Owing to two separate but strange circumstances, Bill Guerin had been in his job as Wild GM for more than 13 months but had yet to oversee a draft until this week:
He took over in August 2019 after Paul Fenton was unexpectedly fired late in the offseason after overseeing the June draft; and this year’s draft was pushed back to October because of the disruption caused by the coronavirus pandemic.
One draft is a slim body of work, but the initial impression is this: Guerin is a GM cut from the same mold as Vikings GM Rick Spielman in that he likes to wheel-and-deal on draft day. But at least in his first draft, Guerin proved to be the anti-Spielman in his approach to pick trading.
Guerin made three trades, and all three involved moving up into higher draft positions: Dealing Luke Kunin and the No. 101 pick for Nick Bonino, the No. 37 and No. 70 picks; turning around and swapping the No. 70 pick and No. 132 for No. 65; and dealing a couple of late picks (163 and 194) for No. 146.
In running the Vikings’ drafts for the past dozen years — and in particular the last several since he was promoted to general manager in 2012 — Spielman has generally done the opposite. In the 2020 draft, he amassed a record 15 picks, often by trading down to stockpile them (including dealing the No. 25 overall pick for No. 31 and two other lower picks and swapping No. 105 overall for four lower picks.

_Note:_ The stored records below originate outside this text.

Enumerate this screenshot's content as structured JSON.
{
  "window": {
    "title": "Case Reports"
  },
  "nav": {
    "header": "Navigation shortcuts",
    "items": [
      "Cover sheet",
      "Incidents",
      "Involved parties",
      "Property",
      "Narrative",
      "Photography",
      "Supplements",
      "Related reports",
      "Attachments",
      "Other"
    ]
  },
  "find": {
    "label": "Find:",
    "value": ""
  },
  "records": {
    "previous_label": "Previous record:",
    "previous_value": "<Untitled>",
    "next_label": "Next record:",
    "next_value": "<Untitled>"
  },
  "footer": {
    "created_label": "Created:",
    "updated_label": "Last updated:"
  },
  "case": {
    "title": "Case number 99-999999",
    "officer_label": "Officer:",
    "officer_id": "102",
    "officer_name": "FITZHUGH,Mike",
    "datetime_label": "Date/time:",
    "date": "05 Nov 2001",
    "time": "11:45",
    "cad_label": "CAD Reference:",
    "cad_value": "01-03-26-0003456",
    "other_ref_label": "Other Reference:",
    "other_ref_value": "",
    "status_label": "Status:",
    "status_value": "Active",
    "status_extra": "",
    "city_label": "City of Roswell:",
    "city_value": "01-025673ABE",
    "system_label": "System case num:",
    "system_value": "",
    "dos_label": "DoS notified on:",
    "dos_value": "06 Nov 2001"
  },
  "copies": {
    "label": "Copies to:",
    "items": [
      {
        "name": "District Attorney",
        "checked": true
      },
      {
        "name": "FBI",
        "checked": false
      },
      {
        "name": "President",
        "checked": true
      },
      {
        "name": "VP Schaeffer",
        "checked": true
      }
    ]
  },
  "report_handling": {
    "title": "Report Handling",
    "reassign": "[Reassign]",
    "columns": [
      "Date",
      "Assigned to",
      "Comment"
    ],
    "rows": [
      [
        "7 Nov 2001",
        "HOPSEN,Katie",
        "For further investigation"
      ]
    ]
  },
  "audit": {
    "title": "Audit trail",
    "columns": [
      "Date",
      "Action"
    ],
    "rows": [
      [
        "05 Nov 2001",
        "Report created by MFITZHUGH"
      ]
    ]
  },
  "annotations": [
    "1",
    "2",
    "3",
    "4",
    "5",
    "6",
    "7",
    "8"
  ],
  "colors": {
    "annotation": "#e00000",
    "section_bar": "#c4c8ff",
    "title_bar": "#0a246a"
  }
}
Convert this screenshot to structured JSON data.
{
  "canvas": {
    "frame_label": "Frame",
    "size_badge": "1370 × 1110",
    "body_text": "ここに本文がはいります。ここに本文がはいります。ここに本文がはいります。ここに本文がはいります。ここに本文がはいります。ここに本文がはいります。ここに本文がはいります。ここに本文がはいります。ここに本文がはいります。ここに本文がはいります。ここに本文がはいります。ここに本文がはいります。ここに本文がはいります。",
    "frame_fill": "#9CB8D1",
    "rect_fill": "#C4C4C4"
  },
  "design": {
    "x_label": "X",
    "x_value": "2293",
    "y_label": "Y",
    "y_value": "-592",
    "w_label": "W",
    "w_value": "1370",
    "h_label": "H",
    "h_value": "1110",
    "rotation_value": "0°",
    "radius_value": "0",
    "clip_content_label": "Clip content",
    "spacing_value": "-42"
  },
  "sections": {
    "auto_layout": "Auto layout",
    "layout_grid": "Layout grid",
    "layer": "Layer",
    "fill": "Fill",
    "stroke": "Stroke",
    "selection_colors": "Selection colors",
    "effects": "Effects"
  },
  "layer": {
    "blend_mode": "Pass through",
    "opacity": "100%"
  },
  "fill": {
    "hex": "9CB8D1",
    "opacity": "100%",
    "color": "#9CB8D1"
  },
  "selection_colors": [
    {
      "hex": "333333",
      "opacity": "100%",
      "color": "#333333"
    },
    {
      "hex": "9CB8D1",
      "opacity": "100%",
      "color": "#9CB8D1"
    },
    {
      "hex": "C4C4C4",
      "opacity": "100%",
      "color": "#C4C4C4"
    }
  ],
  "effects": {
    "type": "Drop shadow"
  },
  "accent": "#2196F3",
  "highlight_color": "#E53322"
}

Spielman has earned his reputation for making trades — often in that direction. Over The Cap analyzed drafts from 2011 to 2019 (starting with the implementation of the rookie wage scale) and found that Spielman made a whopping 33 trades in those nine drafts. Of those trades, 24 of them involved trades down while just nine were moves up.
Which approach is more successful? Guess it depends on who you ask — and who you draft.
The Vikings have hit on some late round gems and have been in the playoffs three of the last five years. In that Over The Cap analysis of NFL drafts, Bill Belichick was another decisionmaker who was found to trade down the overwhelming majority of the time (22 down, 9 up) during that span. The Patriots have done OK for themselves.
On the flip side, the Saints’ Mickey Loomis has made 10 trades in that time period — all of them up. Those premium picks have helped them to a 37-11 record over the past three seasons.
Spielman generally gets better overall value than he gives up, as illustrated by his performance in several value charts amassed by Daily Norseman from the 2020 draft.
If we look at one commonly used NHL draft pick value chart, Guerin lost value in his two true pick swaps (the trade involving Kunin and Bonino is harder to gauge).
So the answer to my own Twitter question, “Bill Guerin and Rick Spielman are each given a dollar’s worth of random coins. Who ends up with the most money after they are done trading it back and forth to each other?” is probably different than a lot of your humorous replies.
I think Spielman probably winds up with the most money, executing enough swaps where he gives up a quarter and gets three dimes in return.
But in real life — and in the draft — those dimes aren’t worth as much if you can’t spend them all in the same place. (Or maybe think of it this way: Would you rather have $100 to spend at one restaurant or $35 to spend at three different restaurants? You know, assuming it’s safe to eat at any of those places).
Spielman is betting on volume to unearth good classes. Guerin is betting on his ability (and that of Judd Brackett, head of amateur scouting) to identify players they really want and to execute trades guaranteed to land those players, even if it means fewer chances to make picks.
That’s how you have one GM wind up with 15 picks and another with just five, even though both drafts are seven rounds.
Which one was most successful? Let’s meet back here in 2023 to sort out the answer.